We are then compelled to believe that all of God’s judgments proceed from Love, ensuring that judgment has a positive outcome. Hence, Isaiah 26:9 says, “when the earth experiences Thy judgments, the inhabitants of the world will learn righteousness.” For this reason also, Moses received instructions to build the Ark of the Covenant with the Mercy Seat positioned above the cabinet containing the tables of the law. James comments on this in James 2:13, saying, “mercy triumphs over judgment.” Mercy is the mediator between Love and Judgment.
Judgment is a necessary component of the divine plan, but it has life and power only in the presence of disharmony and sin. As love’s subordinate, judgment must carry out the will of love. Its job is to compel by law all of creation out of its disharmony in order to fulfill the passion, will, and love of God.
For this reason Scripture tells us that judgment is never “everlasting,” but olam (Heb.) and aionian (Greek). Olam refers to an unknown, indefinite period of time, for it comes from the root word alam, “to hide.” The Greek term, aionian, “age-abiding,” used in the New Testament is simply the closest Greek equivalent used to express the Hebrew concept of olam. Hence, neither word can be used to force us to believe that judgment never ends. The idea of eternal punishment was banned in the divine law, where even the death penalty itself was to end in resurrection, where every knee will bow.
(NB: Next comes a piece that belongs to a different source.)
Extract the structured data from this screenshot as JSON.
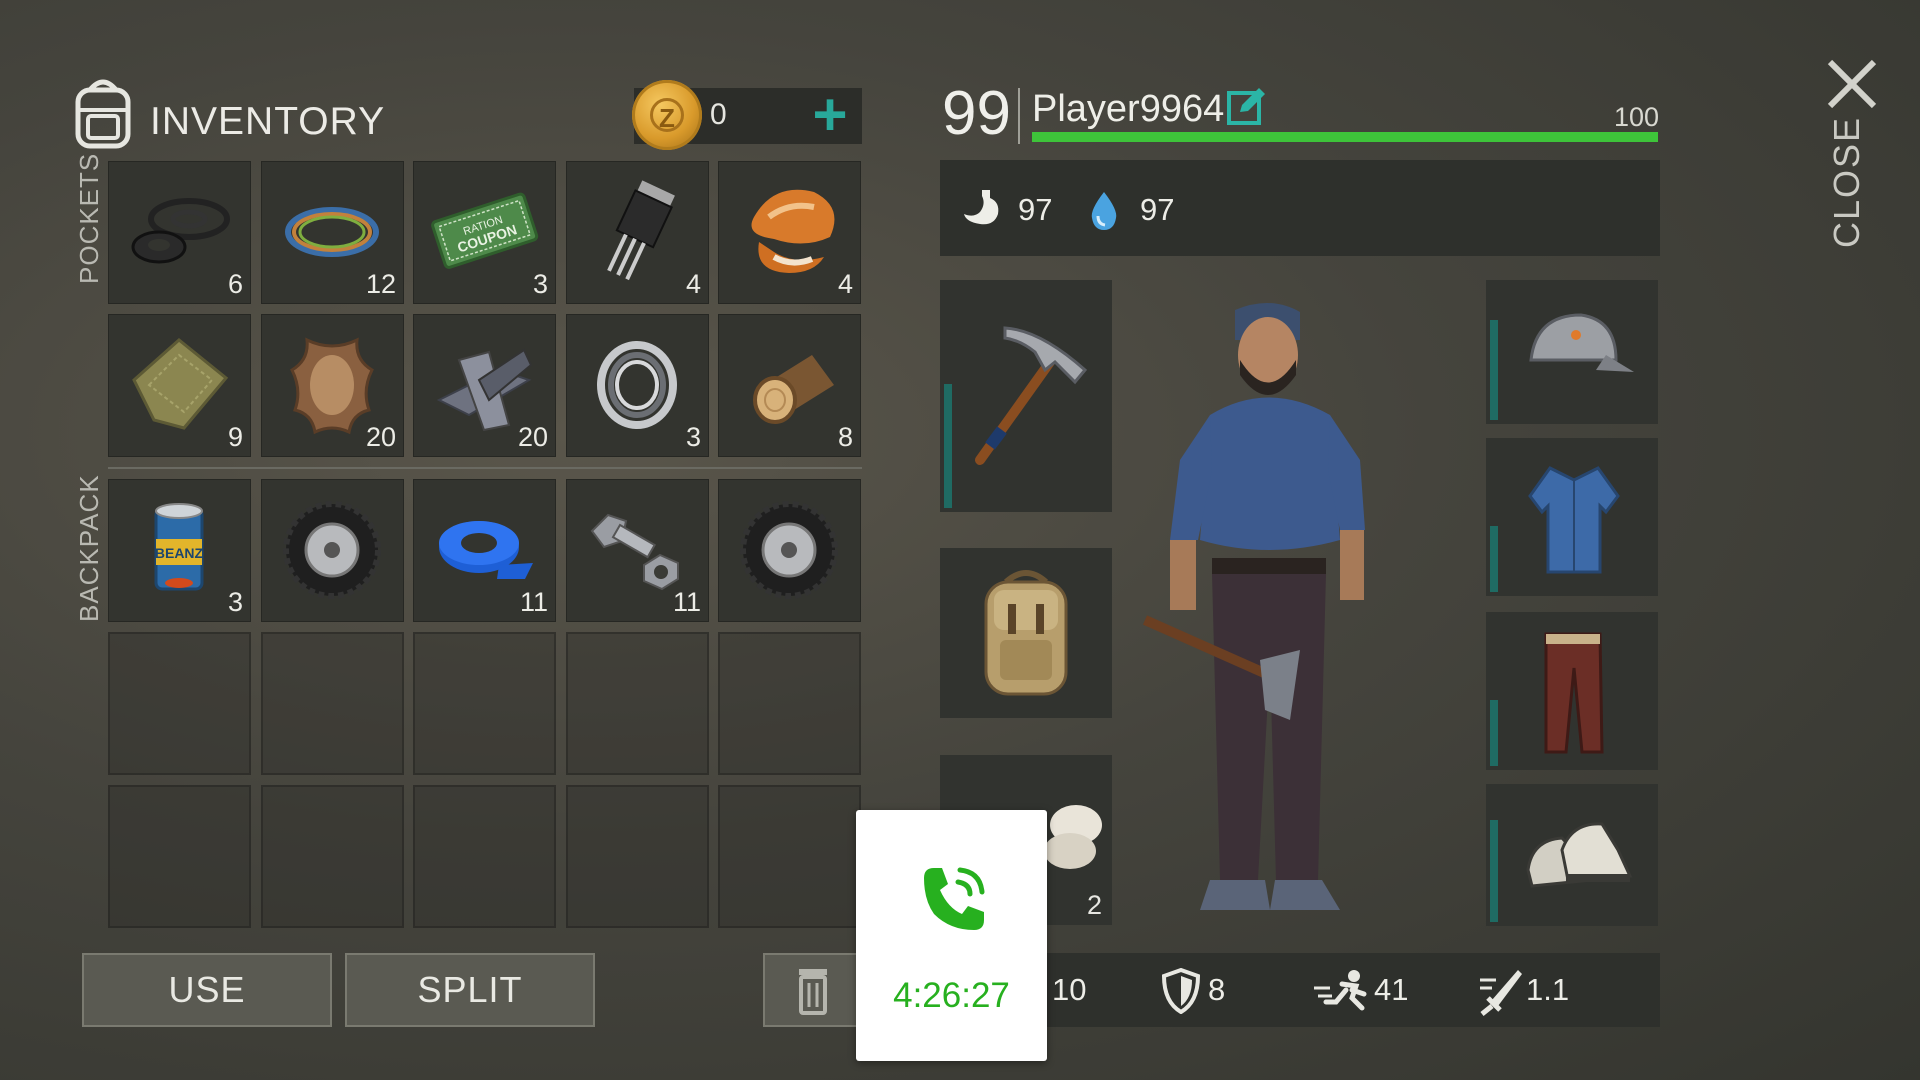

The implications of this are enormous. God remains a winner. His New Covenant vow is fulfilled. Nothing is lost. God’s will is victorious over man’s will. All things are put under His feet. The last enemy (death) is abolished. The goal of love is accomplished. Harmony is re-established. God is healed.
This resounding victory, pictured in Revelation 5:13 with every created being in agreement with God, was accomplished through Jesus Christ the Mediator. His role as Messiah meant that He would have to experience in His body the disharmony in creation, not only that He might sympathize (or empathize) with us, but so that He would bring the solution and complete harmony in all of God’s body parts.
Dr. Stephen Jones